Medical varsity is dying from protests, in dire need of life-saving surgery
Rogue elements are preventing Sefako Makgatho Health Sciences University from flourishing. It needs help
Imagine you are a treated by a doctor or dentist who in every year of his or her studies lost about one-and-a-half to three months of academic training. Stop imagining. If you are served by a graduate of the country’s only specialist university, your life could be in danger. Welcome to Sefako Makgatho Health Sciences University (SMU), a once promising institution named after the second president of the ANC.
Here, unfolding before our eyes, is a national tragedy affecting 6,000 students that nobody in politics or education seems to care about. The roots of dysfunction at this campus stretches way back to its origins as the Medical University of SA (Medunsa) in a tumultuous year, 1976. In those days it was not uncommon to chase university leaders off campus, disrupt classes and cause general mayhem as a way of life. Some of my friends and colleagues, distinguished academics, never went back. That culture of chronic instability would become ingrained in the institution in its various forms, whether as the Ga-Rankuwa campus of the University of Limpopo (2005) or since 2015 as a fully-fledged higher education institution.

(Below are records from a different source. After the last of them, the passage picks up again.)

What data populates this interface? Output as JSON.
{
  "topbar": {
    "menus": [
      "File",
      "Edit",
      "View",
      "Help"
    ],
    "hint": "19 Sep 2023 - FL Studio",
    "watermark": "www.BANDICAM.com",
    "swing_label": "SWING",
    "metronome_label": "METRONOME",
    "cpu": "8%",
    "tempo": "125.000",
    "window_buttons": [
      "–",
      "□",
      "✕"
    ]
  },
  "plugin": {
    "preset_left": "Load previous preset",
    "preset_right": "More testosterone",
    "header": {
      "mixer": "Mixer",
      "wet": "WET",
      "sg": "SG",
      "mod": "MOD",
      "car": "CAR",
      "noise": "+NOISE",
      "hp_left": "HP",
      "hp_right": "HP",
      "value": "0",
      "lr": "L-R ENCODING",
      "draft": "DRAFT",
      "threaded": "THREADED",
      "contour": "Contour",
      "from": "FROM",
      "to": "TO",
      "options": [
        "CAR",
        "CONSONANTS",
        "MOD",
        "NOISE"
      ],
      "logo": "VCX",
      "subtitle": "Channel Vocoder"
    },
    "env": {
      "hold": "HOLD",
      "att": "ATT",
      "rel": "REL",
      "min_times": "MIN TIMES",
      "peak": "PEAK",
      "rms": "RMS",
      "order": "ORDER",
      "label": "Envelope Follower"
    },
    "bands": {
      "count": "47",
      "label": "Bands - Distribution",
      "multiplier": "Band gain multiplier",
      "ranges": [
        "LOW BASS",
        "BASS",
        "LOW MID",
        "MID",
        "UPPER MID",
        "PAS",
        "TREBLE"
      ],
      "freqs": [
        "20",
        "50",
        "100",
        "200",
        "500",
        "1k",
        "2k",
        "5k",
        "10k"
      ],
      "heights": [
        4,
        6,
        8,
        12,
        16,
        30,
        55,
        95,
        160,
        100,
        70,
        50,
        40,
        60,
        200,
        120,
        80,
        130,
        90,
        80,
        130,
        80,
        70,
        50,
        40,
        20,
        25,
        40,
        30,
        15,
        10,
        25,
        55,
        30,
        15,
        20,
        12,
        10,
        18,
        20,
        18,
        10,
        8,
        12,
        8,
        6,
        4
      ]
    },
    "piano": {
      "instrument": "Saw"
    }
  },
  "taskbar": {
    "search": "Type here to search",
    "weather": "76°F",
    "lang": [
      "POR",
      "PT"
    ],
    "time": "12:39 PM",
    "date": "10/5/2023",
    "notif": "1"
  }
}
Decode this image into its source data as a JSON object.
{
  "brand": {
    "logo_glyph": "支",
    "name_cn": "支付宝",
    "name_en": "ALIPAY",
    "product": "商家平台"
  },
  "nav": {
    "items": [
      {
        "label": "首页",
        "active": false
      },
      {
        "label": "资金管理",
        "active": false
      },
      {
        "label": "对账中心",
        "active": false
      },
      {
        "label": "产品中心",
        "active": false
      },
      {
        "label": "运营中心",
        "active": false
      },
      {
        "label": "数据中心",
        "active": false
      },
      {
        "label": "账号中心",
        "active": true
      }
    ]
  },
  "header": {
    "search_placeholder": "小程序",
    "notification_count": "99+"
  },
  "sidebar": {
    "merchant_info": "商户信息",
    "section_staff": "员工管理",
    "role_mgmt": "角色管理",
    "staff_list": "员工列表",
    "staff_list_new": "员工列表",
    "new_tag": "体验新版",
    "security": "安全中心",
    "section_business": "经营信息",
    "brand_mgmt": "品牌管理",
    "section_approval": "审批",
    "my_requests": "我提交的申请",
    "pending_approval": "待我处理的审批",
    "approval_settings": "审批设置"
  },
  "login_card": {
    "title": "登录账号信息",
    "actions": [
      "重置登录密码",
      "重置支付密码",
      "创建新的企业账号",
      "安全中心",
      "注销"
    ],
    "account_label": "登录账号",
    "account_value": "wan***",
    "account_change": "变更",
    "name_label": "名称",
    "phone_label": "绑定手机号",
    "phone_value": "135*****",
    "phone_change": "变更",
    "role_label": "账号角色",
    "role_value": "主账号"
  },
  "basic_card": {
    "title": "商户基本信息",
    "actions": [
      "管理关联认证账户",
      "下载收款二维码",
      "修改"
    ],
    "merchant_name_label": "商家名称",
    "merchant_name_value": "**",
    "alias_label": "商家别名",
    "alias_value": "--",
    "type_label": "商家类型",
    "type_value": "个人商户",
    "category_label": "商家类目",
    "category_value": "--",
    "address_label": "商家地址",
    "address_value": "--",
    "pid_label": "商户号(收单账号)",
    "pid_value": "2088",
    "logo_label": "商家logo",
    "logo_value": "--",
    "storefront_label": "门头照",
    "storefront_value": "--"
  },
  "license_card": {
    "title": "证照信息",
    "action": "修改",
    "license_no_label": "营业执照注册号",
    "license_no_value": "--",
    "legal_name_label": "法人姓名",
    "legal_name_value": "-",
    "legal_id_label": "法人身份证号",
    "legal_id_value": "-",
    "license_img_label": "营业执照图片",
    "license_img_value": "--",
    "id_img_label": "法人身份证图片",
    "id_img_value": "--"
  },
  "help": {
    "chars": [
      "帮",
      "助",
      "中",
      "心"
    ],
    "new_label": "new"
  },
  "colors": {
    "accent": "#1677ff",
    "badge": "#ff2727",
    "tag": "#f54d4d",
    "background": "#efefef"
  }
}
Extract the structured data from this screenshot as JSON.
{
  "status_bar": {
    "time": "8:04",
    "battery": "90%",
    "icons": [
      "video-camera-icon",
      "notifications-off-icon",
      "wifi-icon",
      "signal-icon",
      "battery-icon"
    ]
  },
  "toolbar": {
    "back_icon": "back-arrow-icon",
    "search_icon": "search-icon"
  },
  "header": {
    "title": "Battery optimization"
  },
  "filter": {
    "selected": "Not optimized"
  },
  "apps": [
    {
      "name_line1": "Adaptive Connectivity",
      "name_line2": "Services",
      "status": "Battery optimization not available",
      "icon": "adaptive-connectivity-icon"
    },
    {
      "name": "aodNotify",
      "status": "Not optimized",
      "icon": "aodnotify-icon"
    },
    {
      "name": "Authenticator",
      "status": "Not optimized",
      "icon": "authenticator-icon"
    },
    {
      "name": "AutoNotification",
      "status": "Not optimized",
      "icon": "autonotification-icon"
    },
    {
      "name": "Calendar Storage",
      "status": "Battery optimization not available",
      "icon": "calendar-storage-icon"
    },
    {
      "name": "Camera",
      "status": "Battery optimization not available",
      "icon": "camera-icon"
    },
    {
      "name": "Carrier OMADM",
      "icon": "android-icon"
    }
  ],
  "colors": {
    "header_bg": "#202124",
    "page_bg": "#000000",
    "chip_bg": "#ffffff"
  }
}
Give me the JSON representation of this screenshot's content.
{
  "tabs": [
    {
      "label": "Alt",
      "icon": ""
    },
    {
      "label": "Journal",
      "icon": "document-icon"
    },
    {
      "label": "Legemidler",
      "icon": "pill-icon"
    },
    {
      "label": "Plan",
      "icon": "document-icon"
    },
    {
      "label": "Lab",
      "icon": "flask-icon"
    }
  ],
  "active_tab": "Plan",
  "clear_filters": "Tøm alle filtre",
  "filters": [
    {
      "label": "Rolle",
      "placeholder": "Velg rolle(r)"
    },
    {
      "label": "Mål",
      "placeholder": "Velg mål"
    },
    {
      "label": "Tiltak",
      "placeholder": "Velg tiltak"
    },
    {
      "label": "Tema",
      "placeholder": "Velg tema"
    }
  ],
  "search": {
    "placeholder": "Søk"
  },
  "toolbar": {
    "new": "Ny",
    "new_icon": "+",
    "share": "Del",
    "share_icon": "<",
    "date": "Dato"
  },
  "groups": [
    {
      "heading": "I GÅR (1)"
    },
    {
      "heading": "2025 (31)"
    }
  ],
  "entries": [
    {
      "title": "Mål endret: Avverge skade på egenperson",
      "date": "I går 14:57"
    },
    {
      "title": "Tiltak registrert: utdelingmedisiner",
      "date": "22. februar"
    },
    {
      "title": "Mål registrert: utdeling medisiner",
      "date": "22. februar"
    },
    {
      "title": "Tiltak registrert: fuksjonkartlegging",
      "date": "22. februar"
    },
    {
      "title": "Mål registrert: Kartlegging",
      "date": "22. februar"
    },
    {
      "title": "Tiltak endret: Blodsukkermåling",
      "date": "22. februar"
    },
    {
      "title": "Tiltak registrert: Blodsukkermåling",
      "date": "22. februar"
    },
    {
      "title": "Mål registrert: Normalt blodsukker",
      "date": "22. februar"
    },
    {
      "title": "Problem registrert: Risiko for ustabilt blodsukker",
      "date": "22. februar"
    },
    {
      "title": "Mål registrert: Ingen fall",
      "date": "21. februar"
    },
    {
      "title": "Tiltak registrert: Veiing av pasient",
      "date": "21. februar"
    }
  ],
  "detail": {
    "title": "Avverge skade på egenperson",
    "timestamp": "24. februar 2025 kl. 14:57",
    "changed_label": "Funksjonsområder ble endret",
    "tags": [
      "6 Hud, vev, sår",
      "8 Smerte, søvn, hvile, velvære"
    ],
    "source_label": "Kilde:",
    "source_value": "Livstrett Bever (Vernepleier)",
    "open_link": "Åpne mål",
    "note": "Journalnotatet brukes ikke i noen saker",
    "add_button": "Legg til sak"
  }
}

I asked senior journalists why this ongoing crisis does not enjoy high-level coverage, given its hugely significant consequences for public health. They shrug and promise to investigate. There are two reasons, I suspect, for the media’s inattention. The one is that the disruption and instability have become so commonplace that nobody really cares. SMU has become the Eskom of higher education — eventually you resign yourself to the crisis and try to live with it...